#### [Work to be completed]
Go through the material below and return each line with the string "name" in it.

#### [Data extract]

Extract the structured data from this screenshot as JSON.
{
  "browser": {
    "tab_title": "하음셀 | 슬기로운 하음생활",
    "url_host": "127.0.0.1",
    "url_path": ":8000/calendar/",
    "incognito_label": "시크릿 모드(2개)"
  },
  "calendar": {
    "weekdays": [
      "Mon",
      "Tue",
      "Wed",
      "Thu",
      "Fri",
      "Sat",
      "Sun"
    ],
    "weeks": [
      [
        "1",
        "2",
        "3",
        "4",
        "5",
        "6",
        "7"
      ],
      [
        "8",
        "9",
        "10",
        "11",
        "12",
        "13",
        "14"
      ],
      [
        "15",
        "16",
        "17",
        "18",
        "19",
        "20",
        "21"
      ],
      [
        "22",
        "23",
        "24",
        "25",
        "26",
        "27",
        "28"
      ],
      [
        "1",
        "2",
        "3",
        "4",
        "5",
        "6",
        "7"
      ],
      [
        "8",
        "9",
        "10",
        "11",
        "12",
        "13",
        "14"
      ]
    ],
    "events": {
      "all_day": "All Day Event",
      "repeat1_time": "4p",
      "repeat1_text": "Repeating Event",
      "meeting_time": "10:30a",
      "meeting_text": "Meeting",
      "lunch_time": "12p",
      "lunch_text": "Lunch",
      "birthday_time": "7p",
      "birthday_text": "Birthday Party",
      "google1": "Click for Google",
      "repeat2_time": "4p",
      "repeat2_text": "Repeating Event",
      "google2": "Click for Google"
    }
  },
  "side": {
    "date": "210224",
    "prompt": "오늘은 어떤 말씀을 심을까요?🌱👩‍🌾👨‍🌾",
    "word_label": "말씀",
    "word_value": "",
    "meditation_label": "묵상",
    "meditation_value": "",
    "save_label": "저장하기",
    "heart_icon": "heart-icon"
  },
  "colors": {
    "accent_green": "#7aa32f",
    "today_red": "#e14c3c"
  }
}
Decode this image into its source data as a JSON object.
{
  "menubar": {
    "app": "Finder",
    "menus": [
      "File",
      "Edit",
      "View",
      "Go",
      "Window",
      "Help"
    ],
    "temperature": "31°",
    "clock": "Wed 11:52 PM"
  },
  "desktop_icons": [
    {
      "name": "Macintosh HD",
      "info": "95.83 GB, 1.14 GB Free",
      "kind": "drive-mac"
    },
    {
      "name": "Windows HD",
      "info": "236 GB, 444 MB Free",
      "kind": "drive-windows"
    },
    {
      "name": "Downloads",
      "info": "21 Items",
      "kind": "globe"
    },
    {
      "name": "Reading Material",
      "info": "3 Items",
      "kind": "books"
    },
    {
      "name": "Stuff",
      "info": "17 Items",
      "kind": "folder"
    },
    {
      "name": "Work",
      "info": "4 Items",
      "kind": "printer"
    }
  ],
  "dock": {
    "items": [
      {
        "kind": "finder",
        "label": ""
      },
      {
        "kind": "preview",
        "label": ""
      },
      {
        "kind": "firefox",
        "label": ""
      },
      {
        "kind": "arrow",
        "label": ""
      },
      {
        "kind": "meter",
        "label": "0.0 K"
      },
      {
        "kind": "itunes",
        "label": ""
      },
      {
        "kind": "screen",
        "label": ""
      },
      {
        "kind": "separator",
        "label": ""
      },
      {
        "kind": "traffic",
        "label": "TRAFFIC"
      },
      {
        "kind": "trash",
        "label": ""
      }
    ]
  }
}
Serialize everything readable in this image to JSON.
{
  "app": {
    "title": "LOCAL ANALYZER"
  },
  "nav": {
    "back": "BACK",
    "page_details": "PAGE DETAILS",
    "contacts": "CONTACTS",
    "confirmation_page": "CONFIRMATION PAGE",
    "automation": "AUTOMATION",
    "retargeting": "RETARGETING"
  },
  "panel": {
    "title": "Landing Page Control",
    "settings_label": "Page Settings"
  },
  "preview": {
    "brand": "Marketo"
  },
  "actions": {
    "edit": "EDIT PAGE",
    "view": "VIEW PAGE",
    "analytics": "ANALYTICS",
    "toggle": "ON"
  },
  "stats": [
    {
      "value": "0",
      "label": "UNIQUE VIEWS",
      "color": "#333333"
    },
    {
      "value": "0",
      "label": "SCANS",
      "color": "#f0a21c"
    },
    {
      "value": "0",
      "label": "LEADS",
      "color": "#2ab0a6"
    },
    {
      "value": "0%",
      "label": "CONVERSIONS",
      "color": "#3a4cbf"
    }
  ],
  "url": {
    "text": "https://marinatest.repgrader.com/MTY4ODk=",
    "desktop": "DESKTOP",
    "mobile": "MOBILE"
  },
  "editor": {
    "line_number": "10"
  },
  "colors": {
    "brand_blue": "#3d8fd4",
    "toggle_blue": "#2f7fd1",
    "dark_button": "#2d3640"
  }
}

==

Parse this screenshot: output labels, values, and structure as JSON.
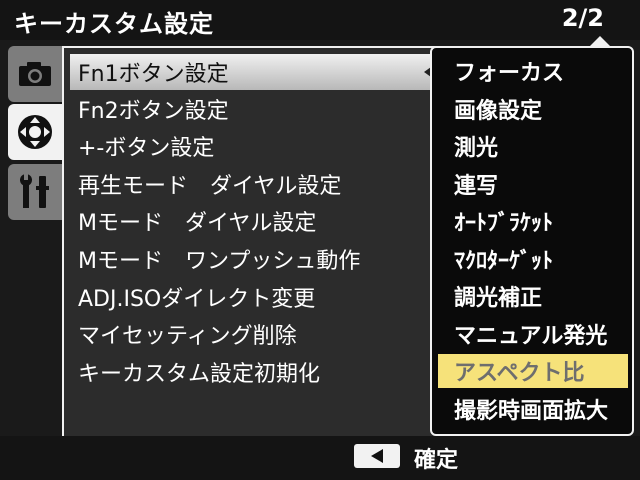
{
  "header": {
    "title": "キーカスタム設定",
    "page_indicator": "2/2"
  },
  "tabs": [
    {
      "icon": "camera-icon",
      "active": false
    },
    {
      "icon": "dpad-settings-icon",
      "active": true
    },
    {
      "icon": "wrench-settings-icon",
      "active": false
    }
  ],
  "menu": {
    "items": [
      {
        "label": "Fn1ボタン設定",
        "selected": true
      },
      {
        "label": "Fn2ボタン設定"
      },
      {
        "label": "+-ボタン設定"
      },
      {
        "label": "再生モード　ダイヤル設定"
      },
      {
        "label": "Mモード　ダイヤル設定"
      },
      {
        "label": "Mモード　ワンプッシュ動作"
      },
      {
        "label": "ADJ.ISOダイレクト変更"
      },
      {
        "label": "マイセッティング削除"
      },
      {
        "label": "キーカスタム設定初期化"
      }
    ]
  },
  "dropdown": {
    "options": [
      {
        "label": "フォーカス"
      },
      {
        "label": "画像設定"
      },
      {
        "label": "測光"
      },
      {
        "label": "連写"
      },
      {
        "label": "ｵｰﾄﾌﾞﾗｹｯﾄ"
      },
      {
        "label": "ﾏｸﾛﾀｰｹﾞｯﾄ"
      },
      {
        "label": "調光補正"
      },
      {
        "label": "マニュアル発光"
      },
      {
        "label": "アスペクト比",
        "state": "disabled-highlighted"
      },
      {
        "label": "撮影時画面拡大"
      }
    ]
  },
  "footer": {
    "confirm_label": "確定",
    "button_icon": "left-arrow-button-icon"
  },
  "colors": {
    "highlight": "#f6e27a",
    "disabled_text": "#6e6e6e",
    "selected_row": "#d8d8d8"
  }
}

#### [Completed exercise]
      "name": "Macintosh HD",
      "name": "Windows HD",
      "name": "Downloads",
      "name": "Reading Material",
      "name": "Stuff",
      "name": "Work",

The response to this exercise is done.